Panfrying simply involves cooking food in a heavy pan containing a small amount of hot oil over moderate heat until it is brown on one side, then flipping it over so that the other side browns also.
The oil should only cover half of the food’s height, unlike deep frying where the food is completely suspended in oil. The fact that the food actually touches the bottom of the pan means that the crust will be even darker than if it had been floating in the oil.
Panfried foods are often covered with some sort of breading before being added to the hot oil…(more on this later)…
This layer creates a barrier that prevents the oil from soaking into the food and making it greasy
As food is panfried, the moisture contained in the inside part of the meat turns into steam and then has a battle with the very hot oil surrounding it. The steam fights to keep the oil out, while the oil fights to keep the moisture in.
Actually I was a little puzzled about why frying would be considered as a “dry cooking method” even though the food is cooked in liquid.

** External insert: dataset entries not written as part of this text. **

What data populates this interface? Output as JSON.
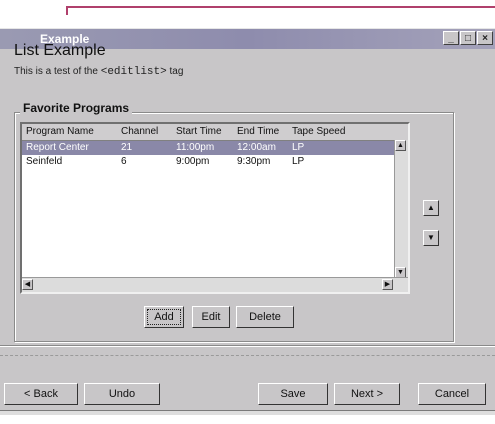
{
  "window": {
    "title": "Example",
    "controls": {
      "minimize": "_",
      "maximize": "□",
      "close": "×"
    }
  },
  "page": {
    "heading": "List Example",
    "subheading_prefix": "This is a test of the ",
    "subheading_code": "<editlist>",
    "subheading_suffix": " tag"
  },
  "group": {
    "label": "Favorite Programs"
  },
  "list": {
    "columns": [
      "Program Name",
      "Channel",
      "Start Time",
      "End Time",
      "Tape Speed"
    ],
    "rows": [
      {
        "program": "Report Center",
        "channel": "21",
        "start": "11:00pm",
        "end": "12:00am",
        "speed": "LP",
        "selected": true
      },
      {
        "program": "Seinfeld",
        "channel": "6",
        "start": "9:00pm",
        "end": "9:30pm",
        "speed": "LP",
        "selected": false
      }
    ]
  },
  "actions": {
    "add": "Add",
    "edit": "Edit",
    "delete": "Delete",
    "move_up_icon": "up-arrow-icon",
    "move_down_icon": "down-arrow-icon"
  },
  "footer": {
    "back": "< Back",
    "undo": "Undo",
    "save": "Save",
    "next": "Next >",
    "cancel": "Cancel"
  },
  "colors": {
    "titlebar": "#9a9ab2",
    "selection": "#8a88a8",
    "dialog": "#c8c6c8",
    "accent_line": "#b0406c"
  }
}
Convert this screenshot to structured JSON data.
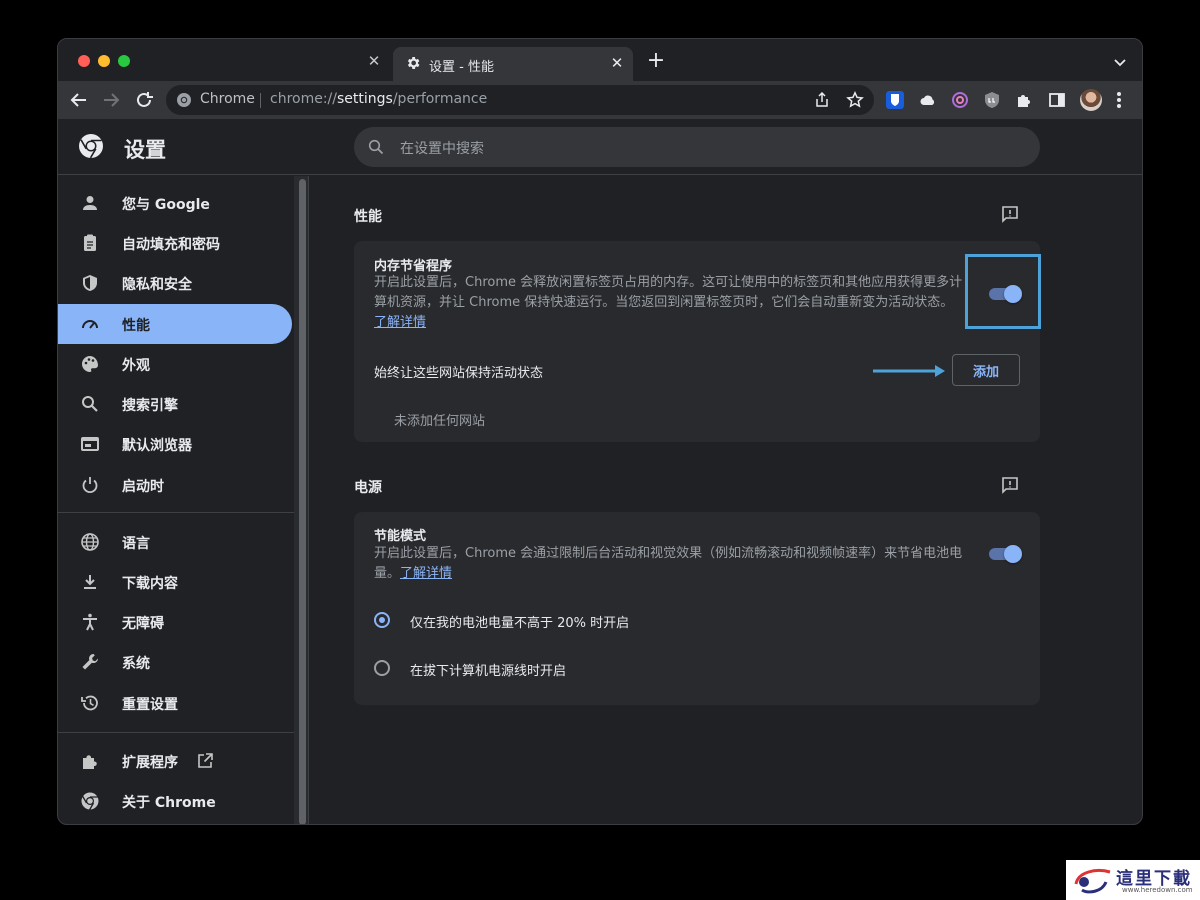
{
  "browser": {
    "active_tab_title": "设置 - 性能",
    "inactive_tab_close": "✕",
    "active_tab_close": "✕",
    "new_tab": "+",
    "site_chip": "Chrome",
    "url_prefix": "chrome://",
    "url_host": "settings",
    "url_path": "/performance"
  },
  "settings": {
    "title": "设置",
    "search_placeholder": "在设置中搜索"
  },
  "sidebar": {
    "items": [
      {
        "label": "您与 Google",
        "icon": "person-icon"
      },
      {
        "label": "自动填充和密码",
        "icon": "clipboard-icon"
      },
      {
        "label": "隐私和安全",
        "icon": "shield-icon"
      },
      {
        "label": "性能",
        "icon": "speedometer-icon",
        "active": true
      },
      {
        "label": "外观",
        "icon": "palette-icon"
      },
      {
        "label": "搜索引擎",
        "icon": "search-icon"
      },
      {
        "label": "默认浏览器",
        "icon": "browser-icon"
      },
      {
        "label": "启动时",
        "icon": "power-icon"
      },
      {
        "label": "语言",
        "icon": "globe-icon"
      },
      {
        "label": "下载内容",
        "icon": "download-icon"
      },
      {
        "label": "无障碍",
        "icon": "accessibility-icon"
      },
      {
        "label": "系统",
        "icon": "wrench-icon"
      },
      {
        "label": "重置设置",
        "icon": "history-icon"
      },
      {
        "label": "扩展程序",
        "icon": "puzzle-icon"
      },
      {
        "label": "关于 Chrome",
        "icon": "chrome-icon"
      }
    ]
  },
  "performance": {
    "section_title": "性能",
    "memory_saver": {
      "title": "内存节省程序",
      "desc_line1": "开启此设置后，Chrome 会释放闲置标签页占用的内存。这可让使用中的标签页和其他应用获得更多计",
      "desc_line2": "算机资源，并让 Chrome 保持快速运行。当您返回到闲置标签页时，它们会自动重新变为活动状态。",
      "learn_more": "了解详情",
      "enabled": true
    },
    "always_active": {
      "title": "始终让这些网站保持活动状态",
      "add_button": "添加",
      "empty": "未添加任何网站"
    }
  },
  "power": {
    "section_title": "电源",
    "energy_saver": {
      "title": "节能模式",
      "desc_line1": "开启此设置后，Chrome 会通过限制后台活动和视觉效果（例如流畅滚动和视频帧速率）来节省电池电",
      "desc_line2": "量。",
      "learn_more": "了解详情",
      "enabled": true
    },
    "options": [
      {
        "label": "仅在我的电池电量不高于 20% 时开启",
        "selected": true
      },
      {
        "label": "在拔下计算机电源线时开启",
        "selected": false
      }
    ]
  },
  "watermark": {
    "text": "這里下載",
    "url": "www.heredown.com"
  },
  "colors": {
    "accent": "#8ab4f8",
    "background": "#202124",
    "card": "#292a2d",
    "highlight": "#4da3d9"
  }
}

Supposedly this is the case because oil is actually a fat that contains no water at all.
Even though both oil and water are liquids, oil behaves much differently than water.

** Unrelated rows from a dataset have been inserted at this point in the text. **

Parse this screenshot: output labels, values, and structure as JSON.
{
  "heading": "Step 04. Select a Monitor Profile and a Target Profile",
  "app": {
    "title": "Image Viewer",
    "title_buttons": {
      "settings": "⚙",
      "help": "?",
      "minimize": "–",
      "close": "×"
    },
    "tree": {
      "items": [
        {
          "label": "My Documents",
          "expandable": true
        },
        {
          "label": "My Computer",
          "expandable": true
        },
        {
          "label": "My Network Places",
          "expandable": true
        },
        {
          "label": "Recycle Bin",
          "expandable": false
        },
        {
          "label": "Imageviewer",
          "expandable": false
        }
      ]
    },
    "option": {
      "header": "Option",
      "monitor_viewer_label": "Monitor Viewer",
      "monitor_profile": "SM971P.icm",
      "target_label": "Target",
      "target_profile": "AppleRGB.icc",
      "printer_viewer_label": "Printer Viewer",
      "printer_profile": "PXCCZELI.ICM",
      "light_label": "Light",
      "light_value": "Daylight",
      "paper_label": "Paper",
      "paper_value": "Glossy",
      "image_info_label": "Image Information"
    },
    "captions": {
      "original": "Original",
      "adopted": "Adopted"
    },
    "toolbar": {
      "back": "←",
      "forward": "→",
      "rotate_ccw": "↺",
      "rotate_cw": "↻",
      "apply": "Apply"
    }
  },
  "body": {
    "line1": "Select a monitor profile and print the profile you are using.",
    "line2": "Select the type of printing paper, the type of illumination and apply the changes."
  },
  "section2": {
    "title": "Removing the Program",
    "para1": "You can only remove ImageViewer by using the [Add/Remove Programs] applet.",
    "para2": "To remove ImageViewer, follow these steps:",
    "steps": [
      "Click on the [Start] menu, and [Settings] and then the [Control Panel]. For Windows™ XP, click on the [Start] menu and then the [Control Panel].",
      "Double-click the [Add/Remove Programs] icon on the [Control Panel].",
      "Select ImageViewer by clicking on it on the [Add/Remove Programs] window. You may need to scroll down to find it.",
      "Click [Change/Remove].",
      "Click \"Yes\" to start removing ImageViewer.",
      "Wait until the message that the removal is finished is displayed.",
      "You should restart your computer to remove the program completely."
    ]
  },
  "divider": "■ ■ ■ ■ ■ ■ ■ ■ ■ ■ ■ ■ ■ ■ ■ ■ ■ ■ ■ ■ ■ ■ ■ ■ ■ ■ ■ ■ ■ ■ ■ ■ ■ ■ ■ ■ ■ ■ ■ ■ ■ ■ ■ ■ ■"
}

Fewer flavor compounds found in food dissolve in oil. This means that foods cooked in oil are less likely to lose their flavor than those same foods cooked in water.
Save water for making stocks and broths, since so much of the flavor originally found in the food will be dissolved into the water anyway..

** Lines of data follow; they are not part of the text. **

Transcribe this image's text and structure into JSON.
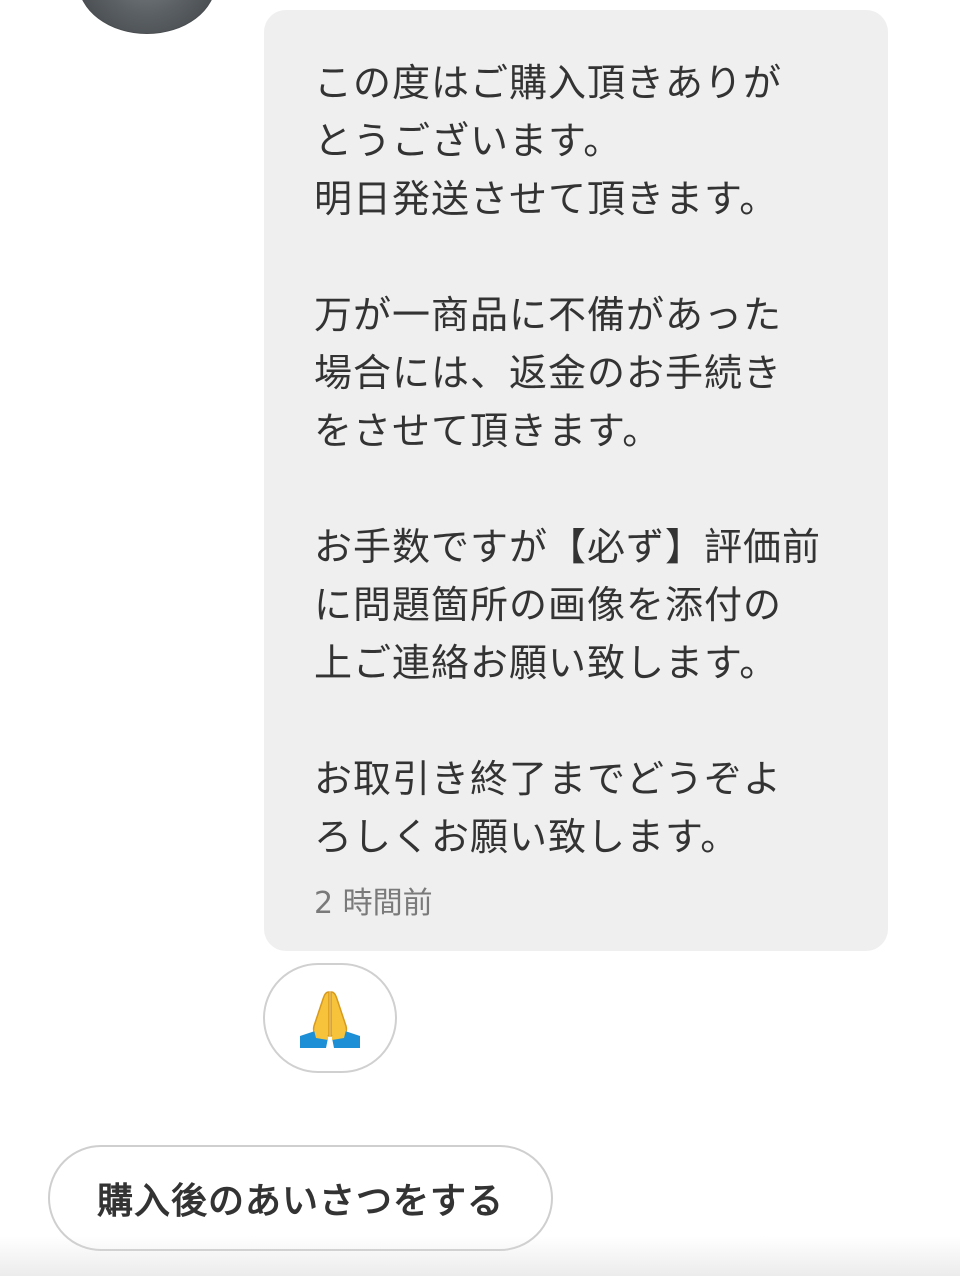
{
  "message": {
    "paragraphs": [
      [
        "この度はご購入頂きありが",
        "とうございます。",
        "明日発送させて頂きます。"
      ],
      [
        "万が一商品に不備があった",
        "場合には、返金のお手続き",
        "をさせて頂きます。"
      ],
      [
        "お手数ですが【必ず】評価前",
        "に問題箇所の画像を添付の",
        "上ご連絡お願い致します。"
      ],
      [
        "お取引き終了までどうぞよ",
        "ろしくお願い致します。"
      ]
    ],
    "timestamp": "2 時間前"
  },
  "reaction": {
    "icon": "folded-hands-icon"
  },
  "actions": {
    "greeting_button_label": "購入後のあいさつをする"
  },
  "colors": {
    "bubble_background": "#efefef",
    "text": "#333333",
    "timestamp_text": "#7a7a7a",
    "button_border": "#cfcfcf"
  }
}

The goal of panfrying is to maintain a moist interior while at the same time creating a crisp, tasty, golden-brown crust, Pan-fried foods are favored for these browned surfaces, crisp coatings, and tender interiors.
Panfrying is an effective way to not only retain the moisture and tenderness that these cuts of meat such as pork chops should have, but also to add rich, caramelized flavor.
Food that has been panfried correctly should have a moist interior and a crispy exterior that you refuse to share with anybody.
One primary difference between panfrying and sauteeing, that we talked about in this previous post, is that panfrying uses lower heat.
This lower heat is important because panfrying involves cooking whole pieces of meat, not food that has already been cut into smaller pieces before cooking. If your temperature is too high, the exterior of the food will overcook while the interior of the food will be undercoked…(ever cut into a hot piece of chieken only to find that the interior is still pink)…
In these next few posts, we will discuss the right equipment, the proper oils, which foods are best for panfrying…and how frying food can be done so that it isn’t quite as bad for my diabetic husband and my own big fat butt…
The Anjui region is an inland area located in East China. The region surrounds the Huangshan Mountain, also referred to as Yellow Mountains. The region consists of many different types of terrain—including not only these mounjtains, but also forests and farmland.
Anhui cuisine revolves around wild plants and animals, very similar to Fujian cuisine that we talking about in an earlier post.,,,although there is less emphasis on seafood.
Anhui cuisine is humble and hearty peasant food. ..created by the native rustic cooking styles of the mountain dwellers.
Food is seen as therapy and meant to be healthy, visually stimulating, and simple.
As far as cooking method, it is important that the food is cooked in a way that doea not destroy the nutrients of the food. The cooking methods used in this province are simple, usually one of these four methods—braising, stewing, steaming, salting—with special emphasis on controlling cooking time and temperatures
As far as meat, Anhui cuisine includes more gamey meats than anyjui other regional cuisine.
As far as spices, Anhui cuisine uses many fresh wild herbs,
As far as vegetables, Anhui cuisine uses a lot of woodland vegetables—such as foraged mushrooms, berries, tea leaves, bamboo shoots, and other wild plants that can be found locally.
Examples of Anhui entrees that you might find on a menu are…